Stored items from a collection:
──────────────────────────────

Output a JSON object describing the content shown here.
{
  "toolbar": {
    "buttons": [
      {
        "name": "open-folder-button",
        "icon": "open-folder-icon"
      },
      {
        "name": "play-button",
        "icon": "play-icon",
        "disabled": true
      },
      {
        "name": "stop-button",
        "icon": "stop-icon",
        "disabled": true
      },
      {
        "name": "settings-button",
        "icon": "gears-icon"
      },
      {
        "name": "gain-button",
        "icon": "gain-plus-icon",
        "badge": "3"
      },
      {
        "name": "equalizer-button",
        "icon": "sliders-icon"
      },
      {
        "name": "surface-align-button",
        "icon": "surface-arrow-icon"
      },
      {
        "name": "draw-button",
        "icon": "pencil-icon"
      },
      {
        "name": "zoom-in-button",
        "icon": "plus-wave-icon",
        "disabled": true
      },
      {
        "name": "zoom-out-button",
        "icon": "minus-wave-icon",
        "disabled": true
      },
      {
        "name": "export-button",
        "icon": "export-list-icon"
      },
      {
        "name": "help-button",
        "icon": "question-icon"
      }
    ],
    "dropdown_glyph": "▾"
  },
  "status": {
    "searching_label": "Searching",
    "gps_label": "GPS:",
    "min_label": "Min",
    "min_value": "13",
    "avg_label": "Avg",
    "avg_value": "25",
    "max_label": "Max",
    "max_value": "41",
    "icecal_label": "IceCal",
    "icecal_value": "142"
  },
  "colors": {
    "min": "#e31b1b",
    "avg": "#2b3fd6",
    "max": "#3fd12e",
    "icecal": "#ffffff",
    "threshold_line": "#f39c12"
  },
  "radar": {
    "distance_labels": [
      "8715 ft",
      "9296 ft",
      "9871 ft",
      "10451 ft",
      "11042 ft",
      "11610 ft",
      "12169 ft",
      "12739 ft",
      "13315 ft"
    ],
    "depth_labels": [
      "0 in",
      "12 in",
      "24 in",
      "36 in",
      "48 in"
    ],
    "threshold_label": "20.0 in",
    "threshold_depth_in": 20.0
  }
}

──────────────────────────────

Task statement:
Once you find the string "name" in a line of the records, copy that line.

Solution to this exercise:
        "name": "open-folder-button",
        "name": "play-button",
        "name": "stop-button",
        "name": "settings-button",
        "name": "gain-button",
        "name": "equalizer-button",
        "name": "surface-align-button",
        "name": "draw-button",
        "name": "zoom-in-button",
        "name": "zoom-out-button",
        "name": "export-button",
        "name": "help-button",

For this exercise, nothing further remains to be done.